• Exercise objective: Which lines of the data below include the string "body"? Return each of them.

• Excerpted data:
····················

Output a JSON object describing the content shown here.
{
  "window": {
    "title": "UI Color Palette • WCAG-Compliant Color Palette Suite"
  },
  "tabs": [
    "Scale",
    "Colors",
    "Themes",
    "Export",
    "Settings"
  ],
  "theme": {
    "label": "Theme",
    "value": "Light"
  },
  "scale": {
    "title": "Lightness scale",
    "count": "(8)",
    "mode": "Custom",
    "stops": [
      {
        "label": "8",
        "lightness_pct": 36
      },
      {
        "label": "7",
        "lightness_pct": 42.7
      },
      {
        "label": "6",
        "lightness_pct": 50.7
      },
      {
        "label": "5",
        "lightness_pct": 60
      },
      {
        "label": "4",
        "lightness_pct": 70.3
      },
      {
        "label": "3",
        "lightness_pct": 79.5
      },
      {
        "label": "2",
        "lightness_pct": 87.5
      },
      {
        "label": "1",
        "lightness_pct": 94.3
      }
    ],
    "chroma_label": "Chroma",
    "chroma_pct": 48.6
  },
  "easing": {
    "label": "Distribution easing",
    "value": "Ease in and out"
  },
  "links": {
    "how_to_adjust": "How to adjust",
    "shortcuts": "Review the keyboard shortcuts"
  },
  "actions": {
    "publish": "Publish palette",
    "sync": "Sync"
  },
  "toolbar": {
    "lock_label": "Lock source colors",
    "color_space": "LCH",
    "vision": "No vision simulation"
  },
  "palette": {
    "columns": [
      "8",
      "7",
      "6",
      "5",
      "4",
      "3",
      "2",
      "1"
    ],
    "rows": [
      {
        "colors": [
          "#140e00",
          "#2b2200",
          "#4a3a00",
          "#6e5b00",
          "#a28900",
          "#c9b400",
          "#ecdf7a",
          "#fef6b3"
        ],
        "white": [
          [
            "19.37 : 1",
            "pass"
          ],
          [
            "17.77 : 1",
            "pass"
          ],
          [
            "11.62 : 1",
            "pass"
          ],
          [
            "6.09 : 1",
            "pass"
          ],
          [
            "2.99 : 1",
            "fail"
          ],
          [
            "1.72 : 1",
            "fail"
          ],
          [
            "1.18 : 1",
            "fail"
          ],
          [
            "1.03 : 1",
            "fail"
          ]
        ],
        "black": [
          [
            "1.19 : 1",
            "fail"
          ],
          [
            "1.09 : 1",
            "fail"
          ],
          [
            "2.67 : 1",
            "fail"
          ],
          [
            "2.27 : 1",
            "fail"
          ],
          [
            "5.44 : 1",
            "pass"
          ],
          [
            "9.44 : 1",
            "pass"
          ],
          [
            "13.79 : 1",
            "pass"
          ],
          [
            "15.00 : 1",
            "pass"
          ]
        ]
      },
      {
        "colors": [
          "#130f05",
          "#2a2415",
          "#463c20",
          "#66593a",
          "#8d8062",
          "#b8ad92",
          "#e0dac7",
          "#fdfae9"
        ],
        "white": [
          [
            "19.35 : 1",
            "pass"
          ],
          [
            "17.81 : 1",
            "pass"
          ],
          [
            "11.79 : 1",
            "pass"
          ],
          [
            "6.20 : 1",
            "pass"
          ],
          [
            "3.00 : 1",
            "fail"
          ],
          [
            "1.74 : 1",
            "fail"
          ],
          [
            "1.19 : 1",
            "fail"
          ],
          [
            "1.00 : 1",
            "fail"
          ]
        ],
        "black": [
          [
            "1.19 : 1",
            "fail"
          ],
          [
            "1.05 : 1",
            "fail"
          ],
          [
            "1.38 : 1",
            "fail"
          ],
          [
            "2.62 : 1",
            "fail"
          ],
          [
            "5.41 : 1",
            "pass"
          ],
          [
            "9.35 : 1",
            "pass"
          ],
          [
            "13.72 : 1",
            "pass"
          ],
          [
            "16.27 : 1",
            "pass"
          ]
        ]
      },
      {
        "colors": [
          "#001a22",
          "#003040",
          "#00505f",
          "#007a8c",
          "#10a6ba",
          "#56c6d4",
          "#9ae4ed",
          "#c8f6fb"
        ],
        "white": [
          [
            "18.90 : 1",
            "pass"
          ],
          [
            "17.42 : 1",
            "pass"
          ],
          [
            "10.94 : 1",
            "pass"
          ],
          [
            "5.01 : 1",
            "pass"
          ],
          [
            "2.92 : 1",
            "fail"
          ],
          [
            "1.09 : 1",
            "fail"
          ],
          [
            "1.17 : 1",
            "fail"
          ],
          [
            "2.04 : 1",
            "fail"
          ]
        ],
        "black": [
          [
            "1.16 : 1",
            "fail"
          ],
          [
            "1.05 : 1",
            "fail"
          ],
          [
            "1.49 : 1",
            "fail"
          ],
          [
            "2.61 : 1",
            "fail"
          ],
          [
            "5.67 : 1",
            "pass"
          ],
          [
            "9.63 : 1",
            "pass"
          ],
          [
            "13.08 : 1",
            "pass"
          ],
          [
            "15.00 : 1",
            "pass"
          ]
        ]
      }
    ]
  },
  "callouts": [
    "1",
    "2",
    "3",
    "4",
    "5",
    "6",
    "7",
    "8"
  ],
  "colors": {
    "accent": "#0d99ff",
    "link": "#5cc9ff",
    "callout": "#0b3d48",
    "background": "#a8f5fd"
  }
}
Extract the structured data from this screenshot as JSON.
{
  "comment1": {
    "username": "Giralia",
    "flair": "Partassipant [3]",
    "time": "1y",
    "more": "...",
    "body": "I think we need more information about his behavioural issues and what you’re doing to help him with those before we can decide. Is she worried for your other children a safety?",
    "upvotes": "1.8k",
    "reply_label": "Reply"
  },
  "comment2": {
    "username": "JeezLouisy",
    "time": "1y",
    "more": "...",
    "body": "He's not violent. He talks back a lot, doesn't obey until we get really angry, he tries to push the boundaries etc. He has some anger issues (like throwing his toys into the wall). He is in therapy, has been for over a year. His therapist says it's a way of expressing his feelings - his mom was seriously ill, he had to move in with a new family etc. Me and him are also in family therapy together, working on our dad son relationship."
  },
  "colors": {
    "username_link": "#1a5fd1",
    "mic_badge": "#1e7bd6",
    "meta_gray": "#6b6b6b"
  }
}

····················

• Response for this exercise:
    "body": "I think we need more information about his behavioural issues and what you’re doing to help him with those before we can decide. Is she worried for your other children a safety?",
    "body": "He's not violent. He talks back a lot, doesn't obey until we get really angry, he tries to push the boundaries etc. He has some anger issues (like throwing his toys into the wall). He is in therapy, has been for over a year. His therapist says it's a way of expressing his feelings - his mom was seriously ill, he had to move in with a new family etc. Me and him are also in family therapy together, working on our dad son relationship."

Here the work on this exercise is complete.